▶ [App and web page records]

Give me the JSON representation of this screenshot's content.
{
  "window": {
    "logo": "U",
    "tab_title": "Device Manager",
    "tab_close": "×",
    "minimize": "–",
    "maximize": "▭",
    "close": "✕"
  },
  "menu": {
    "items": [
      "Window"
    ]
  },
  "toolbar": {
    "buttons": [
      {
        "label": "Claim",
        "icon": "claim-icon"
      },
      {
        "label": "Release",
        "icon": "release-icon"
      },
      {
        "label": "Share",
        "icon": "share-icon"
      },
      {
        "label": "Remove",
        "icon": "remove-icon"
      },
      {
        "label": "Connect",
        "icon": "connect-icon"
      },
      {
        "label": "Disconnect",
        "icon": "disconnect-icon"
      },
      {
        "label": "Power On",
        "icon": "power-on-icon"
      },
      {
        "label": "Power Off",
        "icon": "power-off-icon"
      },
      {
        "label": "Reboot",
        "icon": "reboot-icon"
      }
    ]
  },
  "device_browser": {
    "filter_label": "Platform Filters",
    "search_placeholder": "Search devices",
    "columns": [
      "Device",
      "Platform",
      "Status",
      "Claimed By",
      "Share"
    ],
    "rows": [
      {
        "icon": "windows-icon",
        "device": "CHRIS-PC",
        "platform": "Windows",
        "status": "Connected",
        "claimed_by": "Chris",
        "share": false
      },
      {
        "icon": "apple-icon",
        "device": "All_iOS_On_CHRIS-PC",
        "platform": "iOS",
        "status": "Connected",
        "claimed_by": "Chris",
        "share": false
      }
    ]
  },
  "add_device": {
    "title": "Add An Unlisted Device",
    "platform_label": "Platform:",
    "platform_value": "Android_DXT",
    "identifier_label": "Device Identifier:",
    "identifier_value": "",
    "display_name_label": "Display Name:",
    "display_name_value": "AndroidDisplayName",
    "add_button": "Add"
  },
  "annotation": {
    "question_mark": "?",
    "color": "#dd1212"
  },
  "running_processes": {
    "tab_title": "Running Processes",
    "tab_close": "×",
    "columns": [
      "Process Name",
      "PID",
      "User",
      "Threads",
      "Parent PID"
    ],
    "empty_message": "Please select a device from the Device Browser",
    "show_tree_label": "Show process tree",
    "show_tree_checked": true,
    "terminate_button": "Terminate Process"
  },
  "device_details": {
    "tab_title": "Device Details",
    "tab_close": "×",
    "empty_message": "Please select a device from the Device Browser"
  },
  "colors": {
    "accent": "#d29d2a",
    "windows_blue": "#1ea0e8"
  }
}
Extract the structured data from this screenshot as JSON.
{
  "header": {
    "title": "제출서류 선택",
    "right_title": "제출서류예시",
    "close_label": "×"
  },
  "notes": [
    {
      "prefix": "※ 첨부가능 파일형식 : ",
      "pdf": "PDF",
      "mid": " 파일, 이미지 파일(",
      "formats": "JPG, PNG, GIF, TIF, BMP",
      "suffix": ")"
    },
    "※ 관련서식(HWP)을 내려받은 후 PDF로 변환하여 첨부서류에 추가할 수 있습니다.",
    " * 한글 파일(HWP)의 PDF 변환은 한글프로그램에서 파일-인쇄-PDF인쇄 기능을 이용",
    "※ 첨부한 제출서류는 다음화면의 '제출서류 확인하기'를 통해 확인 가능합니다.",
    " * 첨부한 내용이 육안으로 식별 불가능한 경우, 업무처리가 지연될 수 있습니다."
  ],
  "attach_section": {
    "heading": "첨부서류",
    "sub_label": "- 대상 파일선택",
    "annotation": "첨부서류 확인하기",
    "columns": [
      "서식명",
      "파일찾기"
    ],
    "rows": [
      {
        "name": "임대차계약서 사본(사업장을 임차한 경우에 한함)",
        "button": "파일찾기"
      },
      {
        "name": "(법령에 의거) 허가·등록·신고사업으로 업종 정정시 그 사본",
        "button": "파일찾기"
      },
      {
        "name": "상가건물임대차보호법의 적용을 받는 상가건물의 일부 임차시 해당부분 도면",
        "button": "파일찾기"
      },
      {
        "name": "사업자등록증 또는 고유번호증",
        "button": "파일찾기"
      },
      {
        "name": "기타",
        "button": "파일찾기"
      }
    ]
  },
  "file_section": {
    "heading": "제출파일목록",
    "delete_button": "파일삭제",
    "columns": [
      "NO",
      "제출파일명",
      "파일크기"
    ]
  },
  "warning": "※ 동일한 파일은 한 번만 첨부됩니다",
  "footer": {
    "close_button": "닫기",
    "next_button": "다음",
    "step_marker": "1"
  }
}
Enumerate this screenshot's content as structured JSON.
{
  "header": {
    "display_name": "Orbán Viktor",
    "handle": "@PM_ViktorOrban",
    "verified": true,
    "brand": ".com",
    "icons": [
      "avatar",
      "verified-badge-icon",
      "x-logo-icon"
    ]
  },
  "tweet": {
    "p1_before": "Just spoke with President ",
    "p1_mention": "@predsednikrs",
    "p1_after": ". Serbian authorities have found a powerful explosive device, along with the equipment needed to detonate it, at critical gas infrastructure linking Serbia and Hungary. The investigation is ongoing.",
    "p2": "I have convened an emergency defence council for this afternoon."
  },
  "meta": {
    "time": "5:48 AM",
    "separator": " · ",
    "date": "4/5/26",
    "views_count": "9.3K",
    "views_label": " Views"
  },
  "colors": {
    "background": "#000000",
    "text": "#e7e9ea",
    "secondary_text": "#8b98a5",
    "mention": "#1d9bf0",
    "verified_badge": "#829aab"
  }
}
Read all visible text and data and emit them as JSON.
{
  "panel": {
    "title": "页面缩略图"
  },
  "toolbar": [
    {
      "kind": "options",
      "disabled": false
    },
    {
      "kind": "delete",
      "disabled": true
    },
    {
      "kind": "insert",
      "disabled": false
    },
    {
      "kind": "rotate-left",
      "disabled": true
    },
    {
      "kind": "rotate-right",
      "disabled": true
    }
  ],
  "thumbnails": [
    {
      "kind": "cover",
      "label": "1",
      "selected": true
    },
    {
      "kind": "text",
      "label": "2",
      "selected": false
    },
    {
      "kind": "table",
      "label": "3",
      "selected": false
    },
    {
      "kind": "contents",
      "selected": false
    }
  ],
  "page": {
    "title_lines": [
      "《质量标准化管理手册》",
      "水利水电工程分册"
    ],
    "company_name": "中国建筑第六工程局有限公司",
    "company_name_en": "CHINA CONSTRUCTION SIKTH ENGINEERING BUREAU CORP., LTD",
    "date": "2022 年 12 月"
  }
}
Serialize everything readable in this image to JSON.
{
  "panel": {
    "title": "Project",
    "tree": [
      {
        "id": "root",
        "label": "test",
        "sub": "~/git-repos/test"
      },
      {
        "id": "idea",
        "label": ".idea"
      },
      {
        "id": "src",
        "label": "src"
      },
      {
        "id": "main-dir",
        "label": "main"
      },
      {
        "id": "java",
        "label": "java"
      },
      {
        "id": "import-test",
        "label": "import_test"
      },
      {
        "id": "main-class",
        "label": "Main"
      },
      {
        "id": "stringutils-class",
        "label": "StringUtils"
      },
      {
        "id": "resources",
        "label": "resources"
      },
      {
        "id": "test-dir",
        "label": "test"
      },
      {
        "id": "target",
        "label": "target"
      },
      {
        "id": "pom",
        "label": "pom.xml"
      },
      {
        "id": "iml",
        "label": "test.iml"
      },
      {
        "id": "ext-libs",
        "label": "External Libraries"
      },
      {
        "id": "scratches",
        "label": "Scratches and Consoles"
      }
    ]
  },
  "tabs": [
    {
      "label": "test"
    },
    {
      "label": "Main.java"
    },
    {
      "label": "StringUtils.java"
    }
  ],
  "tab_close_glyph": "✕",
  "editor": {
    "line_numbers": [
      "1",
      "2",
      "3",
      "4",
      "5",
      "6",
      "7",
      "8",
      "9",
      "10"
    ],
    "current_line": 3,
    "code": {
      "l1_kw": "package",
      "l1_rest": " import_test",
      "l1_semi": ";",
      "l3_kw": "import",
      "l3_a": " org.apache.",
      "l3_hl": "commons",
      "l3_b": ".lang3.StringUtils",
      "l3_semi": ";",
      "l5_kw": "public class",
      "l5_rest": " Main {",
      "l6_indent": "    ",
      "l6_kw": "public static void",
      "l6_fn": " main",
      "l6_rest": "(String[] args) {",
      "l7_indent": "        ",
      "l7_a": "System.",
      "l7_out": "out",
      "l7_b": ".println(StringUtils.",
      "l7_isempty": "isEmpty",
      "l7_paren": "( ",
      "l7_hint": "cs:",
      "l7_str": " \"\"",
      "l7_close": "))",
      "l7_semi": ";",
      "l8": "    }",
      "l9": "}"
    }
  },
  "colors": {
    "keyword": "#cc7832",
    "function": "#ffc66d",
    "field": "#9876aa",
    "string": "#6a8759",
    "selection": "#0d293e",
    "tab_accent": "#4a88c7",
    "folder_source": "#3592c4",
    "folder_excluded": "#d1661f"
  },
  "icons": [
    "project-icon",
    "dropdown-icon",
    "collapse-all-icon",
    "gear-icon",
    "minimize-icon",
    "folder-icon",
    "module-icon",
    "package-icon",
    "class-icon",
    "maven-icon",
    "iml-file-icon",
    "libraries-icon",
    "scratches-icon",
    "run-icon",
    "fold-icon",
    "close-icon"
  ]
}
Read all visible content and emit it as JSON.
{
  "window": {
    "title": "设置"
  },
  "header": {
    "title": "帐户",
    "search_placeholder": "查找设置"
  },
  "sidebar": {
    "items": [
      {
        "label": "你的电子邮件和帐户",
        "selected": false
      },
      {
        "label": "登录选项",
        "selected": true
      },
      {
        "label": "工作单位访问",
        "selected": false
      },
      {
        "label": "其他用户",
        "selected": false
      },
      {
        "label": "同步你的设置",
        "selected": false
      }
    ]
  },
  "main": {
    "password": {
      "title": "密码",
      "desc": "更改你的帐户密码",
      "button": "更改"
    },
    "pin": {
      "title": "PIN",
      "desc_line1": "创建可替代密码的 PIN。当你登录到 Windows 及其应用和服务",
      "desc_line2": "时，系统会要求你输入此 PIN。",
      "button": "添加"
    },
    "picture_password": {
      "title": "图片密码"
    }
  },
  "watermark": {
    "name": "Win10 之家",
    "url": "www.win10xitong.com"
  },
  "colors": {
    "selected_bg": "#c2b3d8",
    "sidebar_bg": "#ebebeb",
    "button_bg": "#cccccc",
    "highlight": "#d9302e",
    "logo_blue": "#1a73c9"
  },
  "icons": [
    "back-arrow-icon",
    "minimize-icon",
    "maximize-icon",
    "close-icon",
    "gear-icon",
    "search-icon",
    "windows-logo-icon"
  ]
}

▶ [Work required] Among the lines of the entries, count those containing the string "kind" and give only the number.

▶ [Exercise result] 9